Ninfa is located on a major flyway of birds migrating from Africa to Europe. The garden, the river and the lake house a rich variety of fauna, including the brown trout, the Mediterranean trout, Salmo cettii, and 152 species of birds. In 1976, under the auspices of the World Wildlife Fund, approximately 1.8 hectares (4.4 acres) within the garden were set aside as a wildlife sanctuary,[17] with brush plantings and wetland creation to encourage birds to nest, and 15 hectares (37 acres) of reestablished native vegetation. Teals, mallards, gadwalls, herons, lapwings and some raptors have since been observed there.[17]

Gallery[edit]

References[edit]

  1. ^ "Giardini di Ninfa: Monumento naturale Giardino di Ninfa - Oasi Affiliata" (in Italian). World Wildlife Fund. Retrieved 30 March 2014. 
  2. ^ Atsma, Aaron (2000–2011). "Nymphai". Theoi..com. Retrieved 30 March 2014. 
  3. ^ Quest-Ritson 12-26.
  4. ^ "L'antica Città di Ninfa - Cisterna di Latina" (in Italian). Lazionascosco.it. Retrieved 30 March 2014. 
  5. ^ a b "La storia di Ninfa nel medioevo" (in Italian). Retrieved 22 March 2010. 
  6. ^ a b Randall, Frederika (16 June 2002). "Day Trip: A Secret Garden". The New York Times. p. 8. Retrieved 30 March 2014. 
  7. ^ a b c Facaros, Dana; Pauls, Michael (2003), Central Italy, New Holland Publishers, p. 239, ISBN 978-1-86011-112-9 
  8. ^ "Gardens of Ninfa". Italy Heaven. Retrieved 30 March 2014. 
  9. ^ "Fondazione" (in Italian). Fondazione Roffredo Caetani. Retrieved 30 March 2014. 
  10. ^ Quest-Ritson 61-78.
  11. ^ Quest-Ritson 36-48.
  12. ^ Quest-Ritson 10.
  13. ^ Walsh, Isobel (23 August 2006). "The Garden of Ninfa, Italy". Country Life. Retrieved 30 March 2014. 
  14. ^ Gnoli 281–302.
  15. ^ "Giardini" (in Italian). Fondazione Roffredo Caetani. Retrieved 30 March 2014. 
  16. ^ Pasquali, Luca. "The Gardens of Ninfa". Life in Italy. Retrieved 30 March 2014. 
  17. ^ a b "Oasi di Ninfa", Fondazione Roffredo Caetani, archived at the Wayback Machine, 26 May 2010 (Italian)

Bibliography[edit]

Further reading[edit]

  • Luigi Fiorani. Ninfa, una città, un giardino. Rome: L'Erma di Bretschneider, 1990. ISBN 88-7062-710-1. (Italian)
  • Marella Caracciolo and Giuppi Pietromarchi.
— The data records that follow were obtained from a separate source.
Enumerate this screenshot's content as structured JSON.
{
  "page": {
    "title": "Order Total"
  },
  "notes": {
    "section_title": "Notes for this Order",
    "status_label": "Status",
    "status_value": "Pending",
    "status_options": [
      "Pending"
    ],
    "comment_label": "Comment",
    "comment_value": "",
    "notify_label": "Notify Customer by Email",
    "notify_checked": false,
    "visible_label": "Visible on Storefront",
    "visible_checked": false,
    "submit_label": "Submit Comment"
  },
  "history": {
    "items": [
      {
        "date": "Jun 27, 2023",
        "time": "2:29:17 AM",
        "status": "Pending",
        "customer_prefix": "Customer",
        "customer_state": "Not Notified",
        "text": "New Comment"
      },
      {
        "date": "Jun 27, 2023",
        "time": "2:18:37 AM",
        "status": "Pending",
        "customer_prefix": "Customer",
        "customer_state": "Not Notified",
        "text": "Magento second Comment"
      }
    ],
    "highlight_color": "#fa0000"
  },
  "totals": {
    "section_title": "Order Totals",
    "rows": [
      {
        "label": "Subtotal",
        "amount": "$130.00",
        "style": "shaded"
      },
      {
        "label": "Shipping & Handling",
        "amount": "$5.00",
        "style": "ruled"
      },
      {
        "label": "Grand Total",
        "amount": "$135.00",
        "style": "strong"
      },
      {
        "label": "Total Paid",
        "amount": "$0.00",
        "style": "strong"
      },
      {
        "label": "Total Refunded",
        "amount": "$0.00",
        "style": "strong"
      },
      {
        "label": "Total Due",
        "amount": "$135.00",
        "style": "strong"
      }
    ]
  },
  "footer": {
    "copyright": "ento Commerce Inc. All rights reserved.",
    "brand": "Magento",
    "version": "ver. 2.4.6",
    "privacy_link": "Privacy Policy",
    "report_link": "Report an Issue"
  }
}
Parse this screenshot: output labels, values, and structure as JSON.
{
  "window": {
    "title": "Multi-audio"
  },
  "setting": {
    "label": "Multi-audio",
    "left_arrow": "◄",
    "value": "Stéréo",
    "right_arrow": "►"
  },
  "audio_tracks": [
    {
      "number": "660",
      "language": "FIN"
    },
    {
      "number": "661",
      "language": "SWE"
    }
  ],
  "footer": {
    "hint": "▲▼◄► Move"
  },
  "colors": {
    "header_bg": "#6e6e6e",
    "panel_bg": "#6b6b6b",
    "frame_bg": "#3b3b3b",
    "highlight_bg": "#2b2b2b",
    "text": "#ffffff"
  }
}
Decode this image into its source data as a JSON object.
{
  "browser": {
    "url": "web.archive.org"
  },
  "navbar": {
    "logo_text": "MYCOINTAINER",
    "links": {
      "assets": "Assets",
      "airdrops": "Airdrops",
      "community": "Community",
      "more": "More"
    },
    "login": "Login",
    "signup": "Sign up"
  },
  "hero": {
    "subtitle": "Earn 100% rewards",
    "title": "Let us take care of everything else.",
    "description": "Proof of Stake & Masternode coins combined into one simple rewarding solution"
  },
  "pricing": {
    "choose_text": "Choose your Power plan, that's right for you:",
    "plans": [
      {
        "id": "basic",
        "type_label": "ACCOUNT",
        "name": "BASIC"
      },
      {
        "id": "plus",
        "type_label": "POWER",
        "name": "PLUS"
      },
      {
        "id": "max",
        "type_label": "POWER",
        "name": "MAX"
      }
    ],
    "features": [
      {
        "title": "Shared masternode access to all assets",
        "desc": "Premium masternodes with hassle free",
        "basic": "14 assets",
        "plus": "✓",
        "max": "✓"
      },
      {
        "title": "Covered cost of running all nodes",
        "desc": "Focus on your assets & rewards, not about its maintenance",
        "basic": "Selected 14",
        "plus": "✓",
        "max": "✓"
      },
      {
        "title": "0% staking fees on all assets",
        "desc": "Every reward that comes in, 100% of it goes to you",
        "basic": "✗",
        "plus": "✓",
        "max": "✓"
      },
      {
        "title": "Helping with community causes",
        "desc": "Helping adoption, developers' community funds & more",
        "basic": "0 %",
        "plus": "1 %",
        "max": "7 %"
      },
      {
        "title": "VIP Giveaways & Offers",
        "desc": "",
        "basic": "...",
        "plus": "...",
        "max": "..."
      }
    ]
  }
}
Il giardino di Ninfa, i fiori, le piante e i giardini. Turin: Allemandi, 2004. ISBN 88-422-0542-7. (Italian)
  • Pier Giacomo Sottoriva, Antonella Ponsillo, and Alessandra Vinciguerra. Il giardino di Ninfa - Mappa.
  • Lucio Spiccia. Ninfa - Una storia millenaria. Latina: Littera Antiqua, 2004. (Italian)

External links[edit]

Coordinates: 41°34′56″N 12°57′19″E / 41.58222°N 12.95528°E / 41.58222; 12.95528